Two Boston School of Public Health researchers—Salma Abdalla (SPH’16) and Dean Sandro Galea—were part of the team that authored “Community Health and Economic Prosperity: Engaging Businesses as Stewards and Stakeholders—A Report of the Surgeon General.” This report, which is available to read online, highlights the structural factors that have resulted in health inequities in the United States and calls on the private sector to help tackle these social determinants of health.

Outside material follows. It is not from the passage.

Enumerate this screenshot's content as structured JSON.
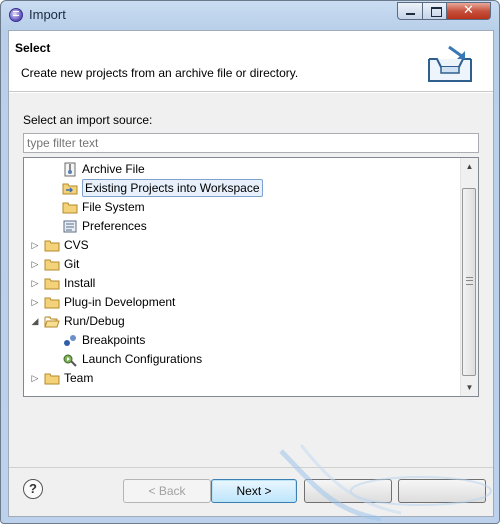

“While the report is framed to appeal to the private sector on why it should invest in the social determinants, at its core, this is a report that takes a thoughtful approach to the foundational forces that shape health and health disparities in the US,” said Abdalla.“It is encouraging that the Surgeon General’s office made the point that health is about much more than healthcare and that investing in the social determinants of health is also good for the economy. The core message is important—and perhaps even more important that these points were made during an administration that was inimical to them.”
The social determinants of health
Authors, Abdalla and Galea, wrote the first chapter of the report, which gives an overview of the social determinants of health (such as pollution and racism) and the resulting health inequities that arise from a lack of focus on prevention tactics.
According to the report, the U.S. spends more than twice as much on healthcare as peer countries, yet has the worst health, declining life expectancy, and huge gaps in health between populations. This fact illustrates the extent to which health is impacted more by conditions that prevent the need for care than the healthcare system itself.
From 1962 to 2017, the share of federal spending on social and economic investments decreased by 59%. In that same period, federal spending on direct cash transfer and healthcare-related costs increased by 162%. What this tells us is, that the government has been spending more money to treat health issues rather than preventing them by creating conditions that allow people to be healthy, such as:
- Safe, affordable housing
- Violence prevention
- Environmental protection
This problem also affects the private sector since an unhealthy community means increased current and future workforce costs (such as absenteeism and health insurance) and less disposable income for consumers to spend on non-medical products. If a company works to make a community healthier, these factors can improve, and they’ll build better civic relationships and reputation.
“Hopefully, this conversation will ultimately lead to acknowledging health as a human right in the US, which in turn will have many implications on the type of policies and political choices made in this country,” Galea said.